▶ [EXERCISE DESCRIPTION]: Copy each line of the records below that has "stats" in it.

*** Opening MATERIALS PROVIDED ***

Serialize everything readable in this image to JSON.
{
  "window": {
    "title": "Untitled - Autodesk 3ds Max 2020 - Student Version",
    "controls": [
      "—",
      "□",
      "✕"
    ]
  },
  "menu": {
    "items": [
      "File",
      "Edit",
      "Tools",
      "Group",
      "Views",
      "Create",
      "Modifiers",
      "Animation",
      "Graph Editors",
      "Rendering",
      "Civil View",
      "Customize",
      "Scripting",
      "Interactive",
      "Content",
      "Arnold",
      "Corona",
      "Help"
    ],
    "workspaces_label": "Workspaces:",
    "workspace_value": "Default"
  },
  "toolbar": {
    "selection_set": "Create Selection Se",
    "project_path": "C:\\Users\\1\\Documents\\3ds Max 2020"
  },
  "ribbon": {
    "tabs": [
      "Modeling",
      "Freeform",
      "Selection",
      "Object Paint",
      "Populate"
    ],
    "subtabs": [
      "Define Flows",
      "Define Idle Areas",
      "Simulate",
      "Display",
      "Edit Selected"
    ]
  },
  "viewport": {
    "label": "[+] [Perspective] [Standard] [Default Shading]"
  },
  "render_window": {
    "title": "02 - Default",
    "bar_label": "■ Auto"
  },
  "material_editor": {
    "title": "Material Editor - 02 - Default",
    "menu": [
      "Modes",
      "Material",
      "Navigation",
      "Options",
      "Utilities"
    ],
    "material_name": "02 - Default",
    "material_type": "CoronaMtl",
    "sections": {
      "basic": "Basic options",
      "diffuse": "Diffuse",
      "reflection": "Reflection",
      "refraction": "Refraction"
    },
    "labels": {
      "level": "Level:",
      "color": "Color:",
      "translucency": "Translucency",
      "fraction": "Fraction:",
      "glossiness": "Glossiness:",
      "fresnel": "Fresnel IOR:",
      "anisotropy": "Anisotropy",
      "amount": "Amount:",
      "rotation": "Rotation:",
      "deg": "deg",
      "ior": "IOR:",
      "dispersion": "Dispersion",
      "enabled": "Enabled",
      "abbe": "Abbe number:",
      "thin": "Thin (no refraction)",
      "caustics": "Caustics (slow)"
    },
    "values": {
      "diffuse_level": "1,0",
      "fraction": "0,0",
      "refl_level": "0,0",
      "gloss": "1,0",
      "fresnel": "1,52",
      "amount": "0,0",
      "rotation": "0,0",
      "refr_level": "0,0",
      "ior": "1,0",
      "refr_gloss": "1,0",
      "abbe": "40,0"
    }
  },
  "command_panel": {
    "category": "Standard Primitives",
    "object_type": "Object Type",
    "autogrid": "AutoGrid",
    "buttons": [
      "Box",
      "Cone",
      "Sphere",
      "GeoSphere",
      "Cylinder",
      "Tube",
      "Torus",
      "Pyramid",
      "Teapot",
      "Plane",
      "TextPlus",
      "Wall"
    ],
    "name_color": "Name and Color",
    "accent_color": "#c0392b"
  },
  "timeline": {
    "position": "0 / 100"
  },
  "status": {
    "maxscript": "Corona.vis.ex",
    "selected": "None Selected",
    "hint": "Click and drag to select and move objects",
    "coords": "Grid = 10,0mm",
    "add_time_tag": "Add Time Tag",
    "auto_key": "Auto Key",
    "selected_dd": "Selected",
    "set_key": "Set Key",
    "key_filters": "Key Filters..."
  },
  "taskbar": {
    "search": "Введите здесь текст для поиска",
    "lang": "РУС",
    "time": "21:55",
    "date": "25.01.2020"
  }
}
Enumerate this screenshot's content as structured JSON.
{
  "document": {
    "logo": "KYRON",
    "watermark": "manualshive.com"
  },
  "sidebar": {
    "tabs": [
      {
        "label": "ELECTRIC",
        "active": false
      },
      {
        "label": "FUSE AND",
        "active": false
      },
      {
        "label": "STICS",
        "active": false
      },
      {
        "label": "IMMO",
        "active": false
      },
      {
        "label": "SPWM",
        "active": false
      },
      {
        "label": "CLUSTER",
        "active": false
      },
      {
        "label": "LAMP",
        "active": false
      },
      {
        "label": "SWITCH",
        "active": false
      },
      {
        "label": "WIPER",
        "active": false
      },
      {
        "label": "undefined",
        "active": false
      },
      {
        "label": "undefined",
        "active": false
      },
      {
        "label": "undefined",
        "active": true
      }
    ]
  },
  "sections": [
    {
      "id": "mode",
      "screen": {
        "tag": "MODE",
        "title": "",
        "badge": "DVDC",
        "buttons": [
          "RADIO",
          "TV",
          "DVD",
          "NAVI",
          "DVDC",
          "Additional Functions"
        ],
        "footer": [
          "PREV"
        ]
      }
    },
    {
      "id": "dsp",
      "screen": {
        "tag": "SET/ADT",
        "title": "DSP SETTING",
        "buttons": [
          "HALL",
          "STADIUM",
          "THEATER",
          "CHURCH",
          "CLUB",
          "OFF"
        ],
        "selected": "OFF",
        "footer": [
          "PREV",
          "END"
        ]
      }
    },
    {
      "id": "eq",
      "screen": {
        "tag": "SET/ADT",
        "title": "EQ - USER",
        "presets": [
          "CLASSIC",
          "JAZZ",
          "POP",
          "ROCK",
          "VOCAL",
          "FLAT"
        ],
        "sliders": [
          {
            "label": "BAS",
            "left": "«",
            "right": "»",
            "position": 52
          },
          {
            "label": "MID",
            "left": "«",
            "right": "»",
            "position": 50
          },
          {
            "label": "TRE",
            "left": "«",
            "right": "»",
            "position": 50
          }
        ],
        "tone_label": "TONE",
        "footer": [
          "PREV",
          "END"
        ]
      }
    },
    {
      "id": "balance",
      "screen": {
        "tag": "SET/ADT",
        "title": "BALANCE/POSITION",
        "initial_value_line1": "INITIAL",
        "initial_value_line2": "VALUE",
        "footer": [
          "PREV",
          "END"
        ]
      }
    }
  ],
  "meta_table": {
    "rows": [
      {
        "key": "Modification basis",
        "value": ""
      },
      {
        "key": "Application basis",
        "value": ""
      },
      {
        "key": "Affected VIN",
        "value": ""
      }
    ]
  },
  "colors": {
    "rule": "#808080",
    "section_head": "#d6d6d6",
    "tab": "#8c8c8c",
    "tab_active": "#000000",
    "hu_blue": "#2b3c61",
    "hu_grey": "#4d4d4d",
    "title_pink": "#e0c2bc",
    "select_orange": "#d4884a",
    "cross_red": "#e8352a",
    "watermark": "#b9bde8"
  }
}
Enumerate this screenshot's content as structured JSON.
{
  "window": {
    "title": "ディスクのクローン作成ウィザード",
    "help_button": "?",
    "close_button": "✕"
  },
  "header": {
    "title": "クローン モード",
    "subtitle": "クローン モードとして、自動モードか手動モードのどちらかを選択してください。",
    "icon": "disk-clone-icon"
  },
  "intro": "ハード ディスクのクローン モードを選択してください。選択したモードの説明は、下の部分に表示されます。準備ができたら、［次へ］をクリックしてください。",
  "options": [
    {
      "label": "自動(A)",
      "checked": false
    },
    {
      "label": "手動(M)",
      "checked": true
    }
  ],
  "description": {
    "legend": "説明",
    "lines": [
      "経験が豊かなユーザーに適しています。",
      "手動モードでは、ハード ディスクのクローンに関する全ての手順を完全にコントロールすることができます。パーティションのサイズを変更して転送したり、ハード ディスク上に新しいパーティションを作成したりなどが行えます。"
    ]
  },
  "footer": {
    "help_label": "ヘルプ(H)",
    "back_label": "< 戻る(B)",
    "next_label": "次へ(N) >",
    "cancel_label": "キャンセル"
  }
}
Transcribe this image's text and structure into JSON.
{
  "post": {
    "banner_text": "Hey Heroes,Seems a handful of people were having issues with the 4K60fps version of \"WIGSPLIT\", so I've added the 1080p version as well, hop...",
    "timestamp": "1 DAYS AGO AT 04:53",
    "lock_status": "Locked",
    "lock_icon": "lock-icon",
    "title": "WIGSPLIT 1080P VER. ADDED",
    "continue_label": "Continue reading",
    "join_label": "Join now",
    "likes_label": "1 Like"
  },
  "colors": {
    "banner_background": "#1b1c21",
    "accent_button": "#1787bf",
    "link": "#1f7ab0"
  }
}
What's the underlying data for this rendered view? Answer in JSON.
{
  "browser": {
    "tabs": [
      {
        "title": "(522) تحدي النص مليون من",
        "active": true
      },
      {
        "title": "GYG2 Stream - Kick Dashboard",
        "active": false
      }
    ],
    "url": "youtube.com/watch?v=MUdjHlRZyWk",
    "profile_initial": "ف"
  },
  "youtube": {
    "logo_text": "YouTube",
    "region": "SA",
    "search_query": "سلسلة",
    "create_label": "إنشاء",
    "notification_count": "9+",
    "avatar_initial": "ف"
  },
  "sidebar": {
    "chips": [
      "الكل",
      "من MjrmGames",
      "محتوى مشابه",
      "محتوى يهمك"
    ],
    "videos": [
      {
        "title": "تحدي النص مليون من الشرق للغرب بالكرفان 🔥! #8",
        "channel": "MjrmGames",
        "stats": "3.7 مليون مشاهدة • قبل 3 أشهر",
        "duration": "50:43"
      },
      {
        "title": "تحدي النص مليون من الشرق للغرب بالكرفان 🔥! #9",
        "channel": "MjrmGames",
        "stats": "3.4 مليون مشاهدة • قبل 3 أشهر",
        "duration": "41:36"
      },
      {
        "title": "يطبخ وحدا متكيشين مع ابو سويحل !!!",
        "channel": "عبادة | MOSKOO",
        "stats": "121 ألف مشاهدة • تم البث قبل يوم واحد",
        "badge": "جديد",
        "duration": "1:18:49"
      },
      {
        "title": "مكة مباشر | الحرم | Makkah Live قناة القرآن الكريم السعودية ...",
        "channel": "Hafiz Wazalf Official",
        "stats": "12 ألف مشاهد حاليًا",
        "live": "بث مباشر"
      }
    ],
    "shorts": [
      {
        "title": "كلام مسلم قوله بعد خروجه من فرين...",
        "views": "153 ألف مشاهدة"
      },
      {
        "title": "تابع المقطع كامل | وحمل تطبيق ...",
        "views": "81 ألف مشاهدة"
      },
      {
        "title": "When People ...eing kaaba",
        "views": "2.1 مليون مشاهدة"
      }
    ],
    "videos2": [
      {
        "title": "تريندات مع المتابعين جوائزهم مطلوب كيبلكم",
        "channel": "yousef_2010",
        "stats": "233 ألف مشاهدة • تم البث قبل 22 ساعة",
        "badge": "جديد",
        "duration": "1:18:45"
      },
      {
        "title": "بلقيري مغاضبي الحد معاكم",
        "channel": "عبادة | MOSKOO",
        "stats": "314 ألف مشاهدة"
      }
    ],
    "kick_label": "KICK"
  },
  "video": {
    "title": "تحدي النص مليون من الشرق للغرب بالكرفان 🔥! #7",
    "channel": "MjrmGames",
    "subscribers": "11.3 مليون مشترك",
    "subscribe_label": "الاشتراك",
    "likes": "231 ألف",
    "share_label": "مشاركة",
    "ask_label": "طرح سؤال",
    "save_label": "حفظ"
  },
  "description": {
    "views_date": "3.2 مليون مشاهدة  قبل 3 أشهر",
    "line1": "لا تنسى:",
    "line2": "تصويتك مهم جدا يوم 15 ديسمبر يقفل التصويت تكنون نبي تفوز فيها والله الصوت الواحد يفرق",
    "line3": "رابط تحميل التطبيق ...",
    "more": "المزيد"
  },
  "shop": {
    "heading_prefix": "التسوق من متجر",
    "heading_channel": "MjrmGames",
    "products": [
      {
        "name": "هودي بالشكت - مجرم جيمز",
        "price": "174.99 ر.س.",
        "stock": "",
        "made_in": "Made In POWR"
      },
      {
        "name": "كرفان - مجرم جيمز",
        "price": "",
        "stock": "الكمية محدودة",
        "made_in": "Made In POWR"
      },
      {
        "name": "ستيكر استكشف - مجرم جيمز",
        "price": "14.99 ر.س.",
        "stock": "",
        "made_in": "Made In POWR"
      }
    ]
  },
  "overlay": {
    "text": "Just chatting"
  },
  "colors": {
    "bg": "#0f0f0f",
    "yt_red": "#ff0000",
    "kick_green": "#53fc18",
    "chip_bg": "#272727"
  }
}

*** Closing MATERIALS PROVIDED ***

▶ [EXPECTED ANSWER]:
        "stats": "3.7 مليون مشاهدة • قبل 3 أشهر",
        "stats": "3.4 مليون مشاهدة • قبل 3 أشهر",
        "stats": "121 ألف مشاهدة • تم البث قبل يوم واحد",
        "stats": "12 ألف مشاهد حاليًا",
        "stats": "233 ألف مشاهدة • تم البث قبل 22 ساعة",
        "stats": "314 ألف مشاهدة"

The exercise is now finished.